Our beloved Viognier is similarly transformed by skin fermentation. The 2019 Viognier claims intricate floral components, white peach, and nectarine; a delicate, balanced palate with additional peach flavors; and a lingering acidity in a predominantly floral finish. Alternatively, the 2019 Skin Fermented Viognier opens with prickly pear, citrus, and guava on the nose, a pleasant acidity on the palate is accented with tropical flavors of grilled pineapple and mango before a slightly tannic finish with notes of apricot.
Aging: Steel or Oak
At the conclusion of fermentation, wine is ‘racked’ out of the fermentation tank and moved into a vessel to be aged. Again, our winemakers carefully consider how to age certain wines and different varietals. The age, treatment, and material of the vessels will impart unique characteristics on the wine and thus are considered as carefully as a chef would choose seasoning or a painter would mix a shade of color. Weighing the styles of wine for which we are known against the quality of a particular harvest and the magical chemistry that takes place inside the winery, our winemaking team prescribes a unique again process.

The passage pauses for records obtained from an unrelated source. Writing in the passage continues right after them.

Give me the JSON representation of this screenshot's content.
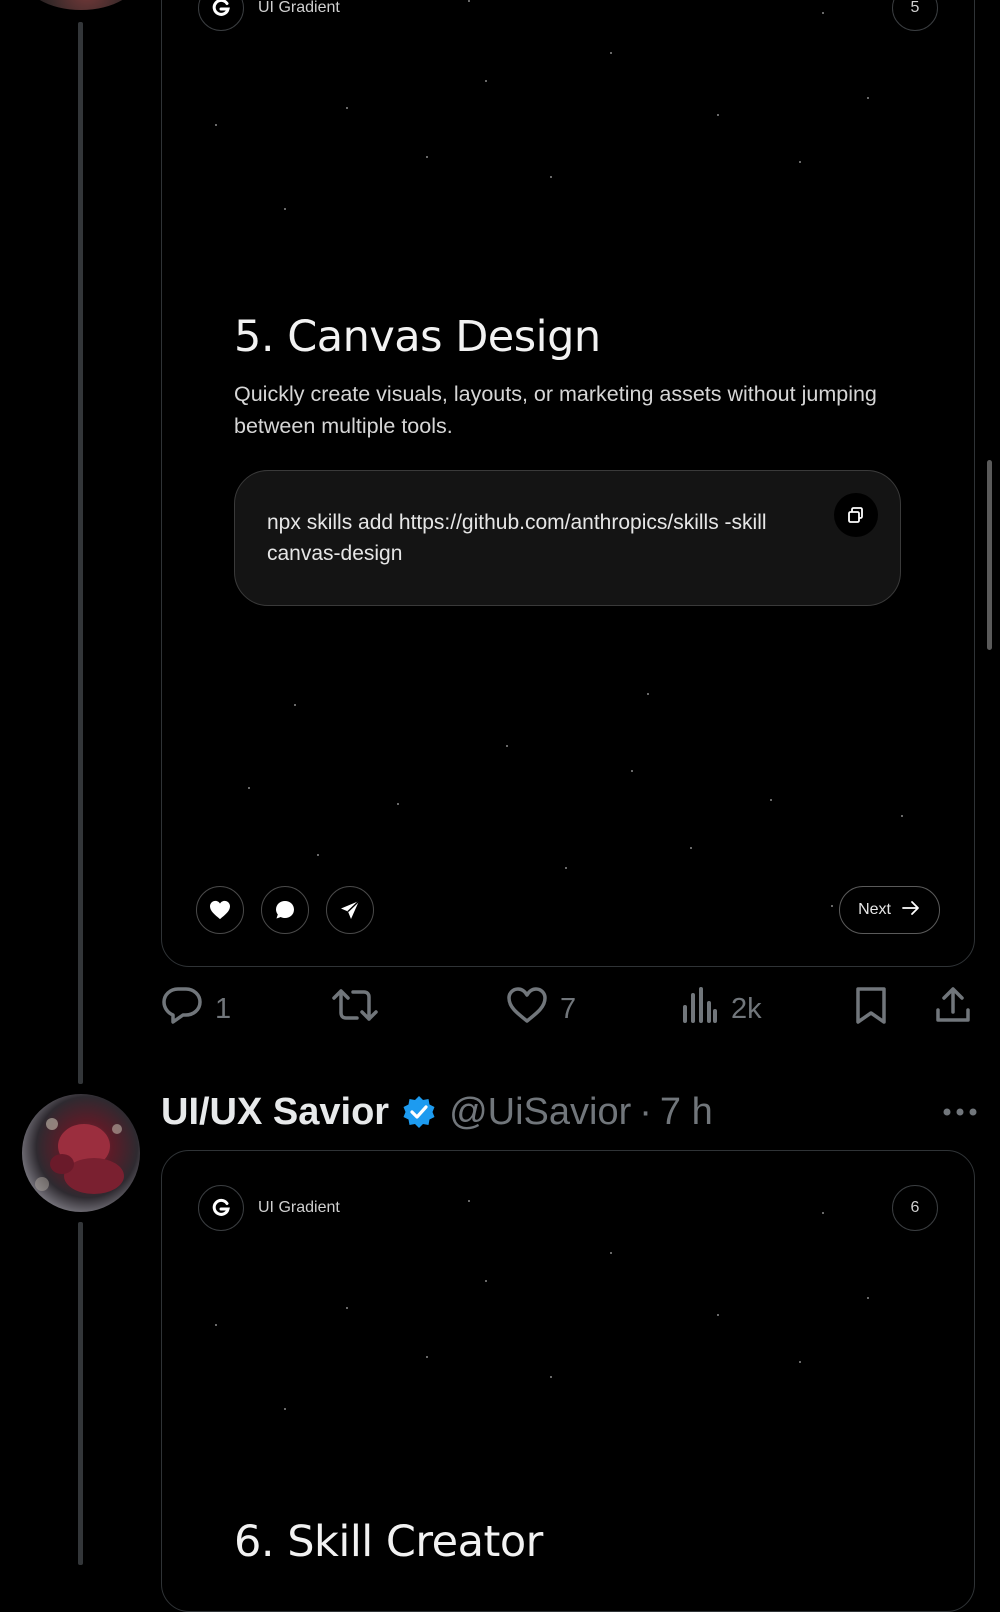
{
  "post1": {
    "card": {
      "brand_name": "UI Gradient",
      "page_number": "5",
      "title": "5. Canvas Design",
      "description": "Quickly create visuals, layouts, or marketing assets without jumping between multiple tools.",
      "command": "npx skills add https://github.com/anthropics/skills -skill canvas-design",
      "next_label": "Next"
    },
    "engagement": {
      "replies": "1",
      "retweets": "",
      "likes": "7",
      "views": "2k"
    }
  },
  "post2": {
    "author": "UI/UX Savior",
    "handle": "@UiSavior",
    "separator": "·",
    "time": "7 h",
    "card": {
      "brand_name": "UI Gradient",
      "page_number": "6",
      "title": "6. Skill Creator"
    }
  },
  "colors": {
    "background": "#000000",
    "muted": "#71767b",
    "verified": "#1d9bf0",
    "card_border": "#2f3336"
  },
  "icons": [
    "gradient-logo-icon",
    "copy-icon",
    "heart-icon",
    "chat-bubble-icon",
    "send-icon",
    "arrow-right-icon",
    "reply-icon",
    "retweet-icon",
    "like-icon",
    "views-icon",
    "bookmark-icon",
    "share-icon",
    "verified-badge-icon",
    "more-icon"
  ]
}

A barrel's oak type, age, grain, and treatment alter the wine. Wine aged in a young American oak barrel will be distinct from the same wine were it aged in old French barrels. As our winemaker, Chris Ritzcovan explains, “the addition of different barrels is akin to a spice rack in your kitchen. They are meant to enhance the wine, not overpower it”. We experiment with barrels of a range of oak species, from different regions, with differing treatments, and of varying ages to craft the best possible wine. As an organic material, oak barrels breathe, exposing a slow and steady supply of oxygen to the wine. The oxidation process diminishes the wine’s floral notes while allowing for richer flavors and greater smoothness to take hold. Alternatively, stainless steel tanks minimize oxygen exposure and thus the enclosed wine maintains bright floral and fruit flavors. Furthermore, if the influence oak barrel aging is akin to a spice rack, using a stainless-steel tank is to forego the spice rack entirely. A stainless-steel tank imparts no further flavor to the wine it holds, instead, the varietals’ flavors are untouched and maintained.

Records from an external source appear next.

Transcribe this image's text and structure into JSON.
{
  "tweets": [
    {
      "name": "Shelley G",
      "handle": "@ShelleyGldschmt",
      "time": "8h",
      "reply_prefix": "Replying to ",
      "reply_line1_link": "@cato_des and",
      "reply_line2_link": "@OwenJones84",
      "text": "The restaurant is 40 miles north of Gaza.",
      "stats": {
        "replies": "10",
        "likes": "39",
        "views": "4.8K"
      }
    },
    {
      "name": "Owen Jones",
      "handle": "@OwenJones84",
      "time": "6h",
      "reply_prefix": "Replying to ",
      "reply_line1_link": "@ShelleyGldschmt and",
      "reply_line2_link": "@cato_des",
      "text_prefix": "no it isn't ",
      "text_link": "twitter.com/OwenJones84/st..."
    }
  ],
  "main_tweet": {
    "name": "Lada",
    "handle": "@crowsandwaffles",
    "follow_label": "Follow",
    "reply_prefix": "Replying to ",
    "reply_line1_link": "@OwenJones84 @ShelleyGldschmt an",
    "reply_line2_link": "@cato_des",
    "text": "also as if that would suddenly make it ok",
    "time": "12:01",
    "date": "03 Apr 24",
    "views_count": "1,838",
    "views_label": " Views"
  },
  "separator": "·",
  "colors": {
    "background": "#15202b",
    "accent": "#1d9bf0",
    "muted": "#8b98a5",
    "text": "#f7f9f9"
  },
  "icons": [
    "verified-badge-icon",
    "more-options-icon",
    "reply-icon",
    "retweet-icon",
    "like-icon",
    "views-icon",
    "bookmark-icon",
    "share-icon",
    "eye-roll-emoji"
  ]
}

The difference between wines aged in steel versus oak vessels is best articulated by comparing our stainless steel 2019 Chardonnay and our 2019 Chardonnay Reserve. The stainless steel-aged 2019 Chardonnay opens with a bright bouquet of green apple and citrus. On the palate, the wine has tropical flavors with apple and pear before a crisp, acidic finish. Alternatively, the 2019 Chardonnay Reserve was aged for seven months in oak. This elegant wine opens with rich oak notes and vanilla on the nose, the palate is balanced with flavors of green apple and pear, before an elegant finish with notes of butter and toast.

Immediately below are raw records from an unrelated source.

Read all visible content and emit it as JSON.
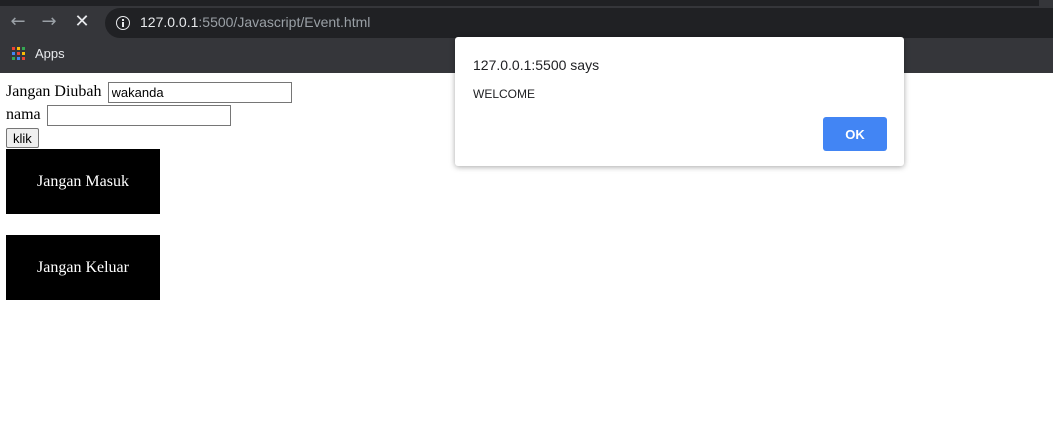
{
  "browser": {
    "url_host": "127.0.0.1",
    "url_rest": ":5500/Javascript/Event.html",
    "bookmarks": {
      "apps_label": "Apps"
    },
    "icons": {
      "back": "back-arrow-icon",
      "forward": "forward-arrow-icon",
      "stop": "stop-loading-icon",
      "info": "info-icon",
      "apps": "apps-grid-icon"
    }
  },
  "form": {
    "field1_label": "Jangan Diubah",
    "field1_value": "wakanda",
    "field2_label": "nama",
    "field2_value": "",
    "button_label": "klik"
  },
  "boxes": {
    "box1_label": "Jangan Masuk",
    "box2_label": "Jangan Keluar"
  },
  "alert": {
    "title": "127.0.0.1:5500 says",
    "message": "WELCOME",
    "ok_label": "OK"
  },
  "colors": {
    "chrome_bg": "#35363a",
    "omnibox_bg": "#202124",
    "box_bg": "#000000",
    "ok_button": "#4285f4"
  }
}
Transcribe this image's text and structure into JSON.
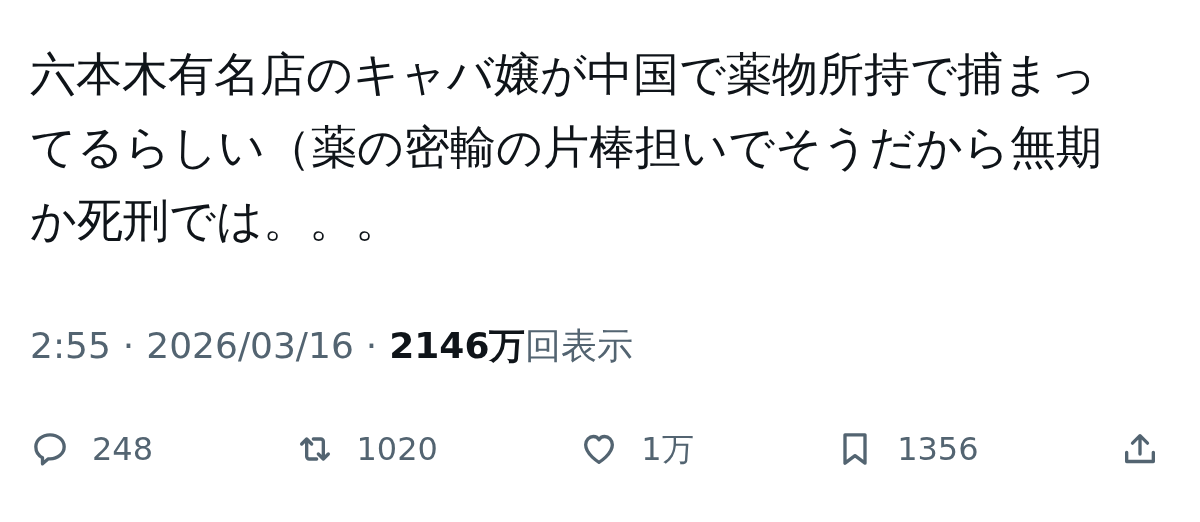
{
  "post": {
    "text": "六本木有名店のキャバ嬢が中国で薬物所持で捕まってるらしい（薬の密輸の片棒担いでそうだから無期か死刑では。。。"
  },
  "meta": {
    "time": "2:55",
    "separator": "·",
    "date": "2026/03/16",
    "views_count": "2146万",
    "views_label": "回表示"
  },
  "actions": [
    {
      "kind": "reply",
      "count": "248"
    },
    {
      "kind": "repost",
      "count": "1020"
    },
    {
      "kind": "like",
      "count": "1万"
    },
    {
      "kind": "bookmark",
      "count": "1356"
    },
    {
      "kind": "share"
    }
  ]
}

A Call to Experiment
Throughout the winemaking process, we consider the nuances of each harvest and every varietal. Any decision made – be it fermentation technique or aging vessel – is made with consideration to the wine’s aromas, flavors, and notes. To taste wines made of the same varietal, grown on the same land, made unique by differing techniques is to directly taste the differences of a craft. This August, find every wine we mentioned above available for purchase in our Featured Wine Shop, paired with its fraternal twin. We encourage you to experiment, to try something novel to you – be it skin-fermented or stainless steel aged. Enjoy the transformed aromas, flavors, and finish between the two, and the varietal you thought you knew may transfigure into something new.